**Task**
Copy every record exactly as it stands. Leave the pictures out.

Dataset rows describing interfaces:
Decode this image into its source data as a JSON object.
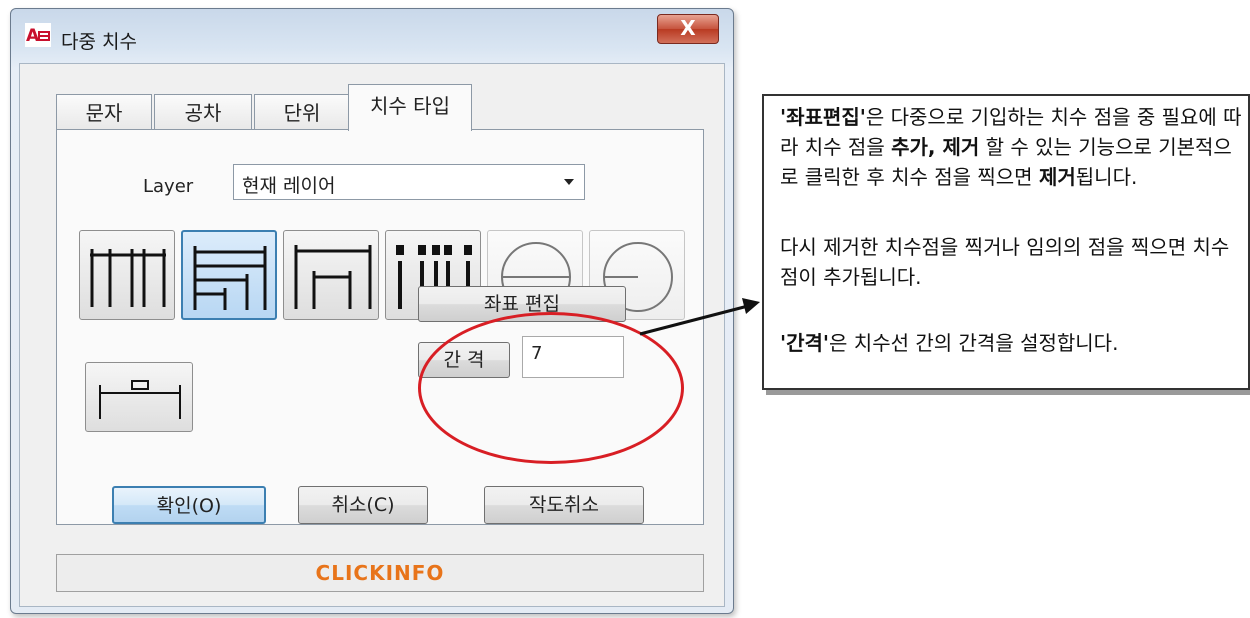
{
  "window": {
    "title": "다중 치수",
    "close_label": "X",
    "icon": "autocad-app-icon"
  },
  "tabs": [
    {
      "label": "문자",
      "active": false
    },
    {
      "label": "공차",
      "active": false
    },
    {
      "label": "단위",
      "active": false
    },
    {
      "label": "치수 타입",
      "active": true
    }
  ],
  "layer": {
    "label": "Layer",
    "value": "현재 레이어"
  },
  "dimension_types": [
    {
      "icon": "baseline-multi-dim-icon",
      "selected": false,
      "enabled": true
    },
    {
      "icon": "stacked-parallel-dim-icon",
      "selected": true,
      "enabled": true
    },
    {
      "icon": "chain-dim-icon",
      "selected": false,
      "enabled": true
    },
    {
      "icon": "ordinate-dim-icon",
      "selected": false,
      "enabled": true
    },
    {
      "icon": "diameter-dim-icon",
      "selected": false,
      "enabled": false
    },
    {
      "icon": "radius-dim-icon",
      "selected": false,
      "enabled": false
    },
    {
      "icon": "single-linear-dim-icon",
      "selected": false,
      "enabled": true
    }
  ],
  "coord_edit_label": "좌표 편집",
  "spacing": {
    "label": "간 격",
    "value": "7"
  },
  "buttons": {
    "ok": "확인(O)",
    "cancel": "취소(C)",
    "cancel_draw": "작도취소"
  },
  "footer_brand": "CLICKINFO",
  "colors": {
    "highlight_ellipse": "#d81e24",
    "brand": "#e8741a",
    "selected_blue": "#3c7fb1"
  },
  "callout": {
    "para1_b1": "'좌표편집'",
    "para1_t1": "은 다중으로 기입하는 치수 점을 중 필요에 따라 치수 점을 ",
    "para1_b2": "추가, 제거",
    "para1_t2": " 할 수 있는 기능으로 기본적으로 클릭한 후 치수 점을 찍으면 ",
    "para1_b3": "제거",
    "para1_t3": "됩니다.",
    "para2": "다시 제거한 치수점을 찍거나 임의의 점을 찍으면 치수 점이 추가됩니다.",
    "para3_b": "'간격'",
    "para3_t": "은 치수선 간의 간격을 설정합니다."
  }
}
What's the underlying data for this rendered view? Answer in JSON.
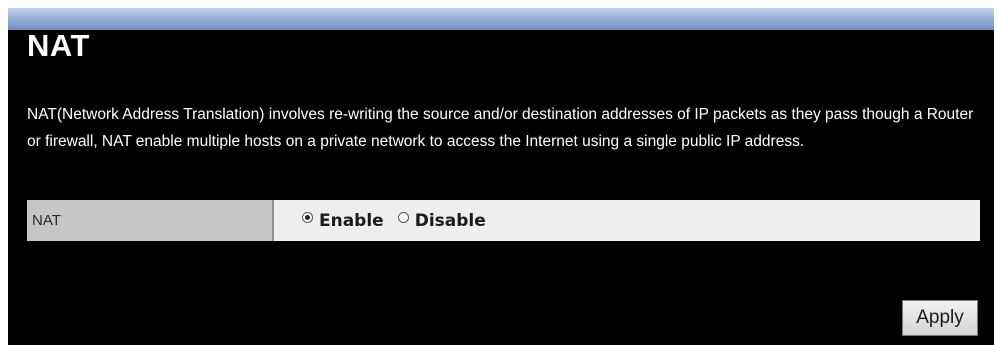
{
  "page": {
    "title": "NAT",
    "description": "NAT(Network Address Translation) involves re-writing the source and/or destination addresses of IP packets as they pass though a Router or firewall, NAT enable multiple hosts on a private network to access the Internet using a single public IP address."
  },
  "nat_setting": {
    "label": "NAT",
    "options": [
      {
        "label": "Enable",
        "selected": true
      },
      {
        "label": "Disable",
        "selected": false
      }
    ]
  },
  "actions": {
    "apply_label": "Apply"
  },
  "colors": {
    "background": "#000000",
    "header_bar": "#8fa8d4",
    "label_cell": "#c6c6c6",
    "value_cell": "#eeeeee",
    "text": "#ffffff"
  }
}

**Reply to the task**
Decode this image into its source data as a JSON object.
{
  "window": {
    "title": "다중 치수",
    "close_label": "X",
    "icon": "autocad-app-icon"
  },
  "tabs": [
    {
      "label": "문자",
      "active": false
    },
    {
      "label": "공차",
      "active": false
    },
    {
      "label": "단위",
      "active": false
    },
    {
      "label": "치수 타입",
      "active": true
    }
  ],
  "layer": {
    "label": "Layer",
    "value": "현재 레이어"
  },
  "dimension_types": [
    {
      "icon": "baseline-multi-dim-icon",
      "selected": false,
      "enabled": true
    },
    {
      "icon": "stacked-parallel-dim-icon",
      "selected": true,
      "enabled": true
    },
    {
      "icon": "chain-dim-icon",
      "selected": false,
      "enabled": true
    },
    {
      "icon": "ordinate-dim-icon",
      "selected": false,
      "enabled": true
    },
    {
      "icon": "diameter-dim-icon",
      "selected": false,
      "enabled": false
    },
    {
      "icon": "radius-dim-icon",
      "selected": false,
      "enabled": false
    },
    {
      "icon": "single-linear-dim-icon",
      "selected": false,
      "enabled": true
    }
  ],
  "coord_edit_label": "좌표 편집",
  "spacing": {
    "label": "간 격",
    "value": "7"
  },
  "buttons": {
    "ok": "확인(O)",
    "cancel": "취소(C)",
    "cancel_draw": "작도취소"
  },
  "footer_brand": "CLICKINFO",
  "colors": {
    "highlight_ellipse": "#d81e24",
    "brand": "#e8741a",
    "selected_blue": "#3c7fb1"
  },
  "callout": {
    "para1_b1": "'좌표편집'",
    "para1_t1": "은 다중으로 기입하는 치수 점을 중 필요에 따라 치수 점을 ",
    "para1_b2": "추가, 제거",
    "para1_t2": " 할 수 있는 기능으로 기본적으로 클릭한 후 치수 점을 찍으면 ",
    "para1_b3": "제거",
    "para1_t3": "됩니다.",
    "para2": "다시 제거한 치수점을 찍거나 임의의 점을 찍으면 치수 점이 추가됩니다.",
    "para3_b": "'간격'",
    "para3_t": "은 치수선 간의 간격을 설정합니다."
  }
}
What's the underlying data for this rendered view? Answer in JSON.
{
  "page": {
    "title": "NAT",
    "description": "NAT(Network Address Translation) involves re-writing the source and/or destination addresses of IP packets as they pass though a Router or firewall, NAT enable multiple hosts on a private network to access the Internet using a single public IP address."
  },
  "nat_setting": {
    "label": "NAT",
    "options": [
      {
        "label": "Enable",
        "selected": true
      },
      {
        "label": "Disable",
        "selected": false
      }
    ]
  },
  "actions": {
    "apply_label": "Apply"
  },
  "colors": {
    "background": "#000000",
    "header_bar": "#8fa8d4",
    "label_cell": "#c6c6c6",
    "value_cell": "#eeeeee",
    "text": "#ffffff"
  }
}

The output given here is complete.